Exploring Southwark and discovering its history
Hopton's Almshouses give a glimpse into life on Bankside over 250 years ago. Now dwarfed by Neo Bankside and the recently completed Tate Modern extension, they are a picturesque anomaly in 21st century Bankside, enhanced by the very pretty garden that can be glimpsed through the railings.
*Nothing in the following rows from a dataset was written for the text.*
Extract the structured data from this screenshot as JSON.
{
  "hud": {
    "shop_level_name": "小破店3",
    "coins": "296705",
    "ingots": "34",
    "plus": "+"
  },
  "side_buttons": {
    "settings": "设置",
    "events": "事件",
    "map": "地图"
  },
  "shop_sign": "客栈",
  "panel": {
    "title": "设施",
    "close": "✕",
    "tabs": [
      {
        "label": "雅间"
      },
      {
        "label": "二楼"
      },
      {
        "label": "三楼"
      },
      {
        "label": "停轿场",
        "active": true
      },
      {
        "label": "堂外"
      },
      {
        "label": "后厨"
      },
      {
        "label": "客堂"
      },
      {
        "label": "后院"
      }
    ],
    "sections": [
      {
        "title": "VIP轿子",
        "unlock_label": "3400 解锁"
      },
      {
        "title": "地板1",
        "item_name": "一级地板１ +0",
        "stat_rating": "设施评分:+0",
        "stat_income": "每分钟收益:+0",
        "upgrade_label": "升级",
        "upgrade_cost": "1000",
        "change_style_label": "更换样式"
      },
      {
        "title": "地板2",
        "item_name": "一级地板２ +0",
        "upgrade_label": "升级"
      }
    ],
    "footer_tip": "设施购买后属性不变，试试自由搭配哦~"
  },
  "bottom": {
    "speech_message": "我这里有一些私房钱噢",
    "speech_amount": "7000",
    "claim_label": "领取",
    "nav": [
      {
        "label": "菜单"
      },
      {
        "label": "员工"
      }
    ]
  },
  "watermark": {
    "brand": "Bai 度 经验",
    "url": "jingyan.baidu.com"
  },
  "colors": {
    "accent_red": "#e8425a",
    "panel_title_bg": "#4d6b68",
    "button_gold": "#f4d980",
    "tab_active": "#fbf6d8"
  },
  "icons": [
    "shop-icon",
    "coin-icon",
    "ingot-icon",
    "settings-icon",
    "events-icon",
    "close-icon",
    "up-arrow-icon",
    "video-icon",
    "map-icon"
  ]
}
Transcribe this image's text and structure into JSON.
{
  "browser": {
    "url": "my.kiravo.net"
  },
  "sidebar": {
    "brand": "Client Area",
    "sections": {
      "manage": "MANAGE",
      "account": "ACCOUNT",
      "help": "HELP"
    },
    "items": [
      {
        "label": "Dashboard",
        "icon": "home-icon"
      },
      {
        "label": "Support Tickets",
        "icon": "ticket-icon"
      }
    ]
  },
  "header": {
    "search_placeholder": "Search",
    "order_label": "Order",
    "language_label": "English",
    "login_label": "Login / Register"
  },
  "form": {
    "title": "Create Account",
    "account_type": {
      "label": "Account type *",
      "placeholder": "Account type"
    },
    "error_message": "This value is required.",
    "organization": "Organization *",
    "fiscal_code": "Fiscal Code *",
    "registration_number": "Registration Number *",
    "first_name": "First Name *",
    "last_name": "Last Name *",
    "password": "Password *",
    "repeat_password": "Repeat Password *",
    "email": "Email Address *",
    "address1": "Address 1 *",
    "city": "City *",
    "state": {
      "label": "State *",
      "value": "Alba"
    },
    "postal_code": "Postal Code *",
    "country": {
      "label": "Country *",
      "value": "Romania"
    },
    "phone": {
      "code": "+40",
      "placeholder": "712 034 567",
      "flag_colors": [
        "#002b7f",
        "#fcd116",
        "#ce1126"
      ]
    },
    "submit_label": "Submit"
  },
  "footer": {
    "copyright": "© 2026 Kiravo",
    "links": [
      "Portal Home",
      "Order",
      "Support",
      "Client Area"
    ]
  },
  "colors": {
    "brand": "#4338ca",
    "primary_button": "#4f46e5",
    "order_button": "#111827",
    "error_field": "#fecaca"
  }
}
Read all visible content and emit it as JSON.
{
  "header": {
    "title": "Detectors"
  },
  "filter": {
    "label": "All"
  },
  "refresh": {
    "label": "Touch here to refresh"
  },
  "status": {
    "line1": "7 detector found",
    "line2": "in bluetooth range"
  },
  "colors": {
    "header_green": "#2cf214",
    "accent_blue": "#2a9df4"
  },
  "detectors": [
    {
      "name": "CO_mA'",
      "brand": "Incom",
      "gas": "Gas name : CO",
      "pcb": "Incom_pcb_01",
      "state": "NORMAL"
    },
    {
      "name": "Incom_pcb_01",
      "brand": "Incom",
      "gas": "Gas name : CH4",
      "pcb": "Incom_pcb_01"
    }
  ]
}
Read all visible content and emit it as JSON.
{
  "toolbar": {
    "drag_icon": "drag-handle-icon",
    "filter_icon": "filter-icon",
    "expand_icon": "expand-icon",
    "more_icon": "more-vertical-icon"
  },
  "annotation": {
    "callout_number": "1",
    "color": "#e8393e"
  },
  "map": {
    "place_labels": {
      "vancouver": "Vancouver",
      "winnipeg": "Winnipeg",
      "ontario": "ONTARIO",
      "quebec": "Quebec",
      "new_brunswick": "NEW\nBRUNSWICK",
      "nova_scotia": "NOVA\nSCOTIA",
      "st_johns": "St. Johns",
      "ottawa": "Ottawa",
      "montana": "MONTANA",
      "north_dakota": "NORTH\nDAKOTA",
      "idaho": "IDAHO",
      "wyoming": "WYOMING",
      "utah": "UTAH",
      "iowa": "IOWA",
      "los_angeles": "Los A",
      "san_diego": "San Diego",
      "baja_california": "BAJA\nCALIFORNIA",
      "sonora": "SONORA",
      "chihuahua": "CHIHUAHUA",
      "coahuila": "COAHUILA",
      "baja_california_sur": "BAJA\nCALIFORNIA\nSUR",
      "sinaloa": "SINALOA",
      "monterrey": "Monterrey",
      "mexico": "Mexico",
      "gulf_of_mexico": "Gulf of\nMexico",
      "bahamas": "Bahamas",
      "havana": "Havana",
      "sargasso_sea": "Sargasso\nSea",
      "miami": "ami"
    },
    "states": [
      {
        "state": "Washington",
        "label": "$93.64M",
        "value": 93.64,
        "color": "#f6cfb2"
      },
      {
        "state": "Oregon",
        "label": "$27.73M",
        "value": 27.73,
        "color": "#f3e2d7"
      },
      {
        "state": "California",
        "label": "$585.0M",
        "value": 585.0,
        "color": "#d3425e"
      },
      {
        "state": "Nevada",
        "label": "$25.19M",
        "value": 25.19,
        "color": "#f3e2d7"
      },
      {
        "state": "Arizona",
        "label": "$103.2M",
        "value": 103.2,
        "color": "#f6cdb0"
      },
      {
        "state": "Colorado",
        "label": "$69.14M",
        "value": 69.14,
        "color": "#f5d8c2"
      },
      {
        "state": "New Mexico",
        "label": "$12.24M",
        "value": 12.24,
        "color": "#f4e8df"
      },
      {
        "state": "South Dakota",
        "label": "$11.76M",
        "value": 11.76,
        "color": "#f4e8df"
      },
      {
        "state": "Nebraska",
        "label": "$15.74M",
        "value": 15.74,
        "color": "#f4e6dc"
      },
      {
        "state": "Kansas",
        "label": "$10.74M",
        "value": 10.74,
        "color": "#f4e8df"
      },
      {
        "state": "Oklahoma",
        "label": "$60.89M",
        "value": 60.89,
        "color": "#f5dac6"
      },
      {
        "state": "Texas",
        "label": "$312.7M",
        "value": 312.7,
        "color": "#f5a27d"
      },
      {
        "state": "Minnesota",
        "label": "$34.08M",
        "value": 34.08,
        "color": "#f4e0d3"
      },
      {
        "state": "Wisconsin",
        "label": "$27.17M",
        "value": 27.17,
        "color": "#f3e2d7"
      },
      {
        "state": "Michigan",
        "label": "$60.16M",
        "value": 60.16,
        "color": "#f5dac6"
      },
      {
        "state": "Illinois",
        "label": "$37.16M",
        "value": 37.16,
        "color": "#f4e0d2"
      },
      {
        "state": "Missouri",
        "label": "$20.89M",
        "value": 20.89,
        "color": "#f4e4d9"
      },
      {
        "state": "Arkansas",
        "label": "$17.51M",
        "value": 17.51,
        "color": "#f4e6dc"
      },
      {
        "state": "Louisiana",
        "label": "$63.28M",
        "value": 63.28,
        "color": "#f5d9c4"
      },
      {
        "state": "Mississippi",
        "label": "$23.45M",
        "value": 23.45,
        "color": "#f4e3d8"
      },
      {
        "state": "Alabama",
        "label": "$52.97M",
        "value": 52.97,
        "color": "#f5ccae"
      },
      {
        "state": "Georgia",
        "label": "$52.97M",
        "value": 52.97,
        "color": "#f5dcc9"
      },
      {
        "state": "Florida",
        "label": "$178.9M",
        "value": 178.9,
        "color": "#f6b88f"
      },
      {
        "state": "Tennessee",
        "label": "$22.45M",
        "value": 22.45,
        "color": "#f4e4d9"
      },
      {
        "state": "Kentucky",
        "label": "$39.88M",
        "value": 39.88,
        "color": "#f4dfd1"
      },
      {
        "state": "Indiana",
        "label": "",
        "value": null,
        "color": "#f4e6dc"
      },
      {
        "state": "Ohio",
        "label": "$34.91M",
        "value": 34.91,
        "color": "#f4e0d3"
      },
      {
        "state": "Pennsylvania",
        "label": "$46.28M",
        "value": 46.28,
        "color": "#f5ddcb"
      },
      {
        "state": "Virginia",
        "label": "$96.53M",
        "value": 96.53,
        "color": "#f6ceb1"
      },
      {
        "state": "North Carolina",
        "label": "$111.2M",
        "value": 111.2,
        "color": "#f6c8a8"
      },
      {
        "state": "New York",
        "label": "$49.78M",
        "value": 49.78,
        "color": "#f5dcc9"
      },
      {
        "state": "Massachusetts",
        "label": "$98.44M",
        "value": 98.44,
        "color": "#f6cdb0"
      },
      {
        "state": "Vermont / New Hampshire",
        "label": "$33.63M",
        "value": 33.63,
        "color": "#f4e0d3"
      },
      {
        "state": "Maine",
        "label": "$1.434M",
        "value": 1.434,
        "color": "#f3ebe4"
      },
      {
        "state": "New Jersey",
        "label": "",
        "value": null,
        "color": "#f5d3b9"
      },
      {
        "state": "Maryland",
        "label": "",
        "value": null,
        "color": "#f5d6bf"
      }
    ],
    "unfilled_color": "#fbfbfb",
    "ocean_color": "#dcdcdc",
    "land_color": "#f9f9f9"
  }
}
The almshouses were built in 1752 with money left for this purpose by Charles Hopton. His father was a wealthy City of London mercer who enrolled him as a member of the Fishmongers' Company in infancy. He owned lands in Christchurch though never lived in Southwark himself. 26 poor men were selected to live in the almshouses who also received £6 per annum, which increased to 21s 8d per month, together with a chaldron of coals. Though the men were allowed to marry, the rules were worded in such a way that their children would not become the responsibility of the parish. The cottages have been continuously occupied and after modernisation in 1988, and further renovation in 2013, 20 1-bedroomed units have been available for Southwark residents over 60 who have lived in the borough for at least three years. Hopton’s Almshouses are managed by the United St Saviour’s Charity, a long established charity that has its roots in the 16th century.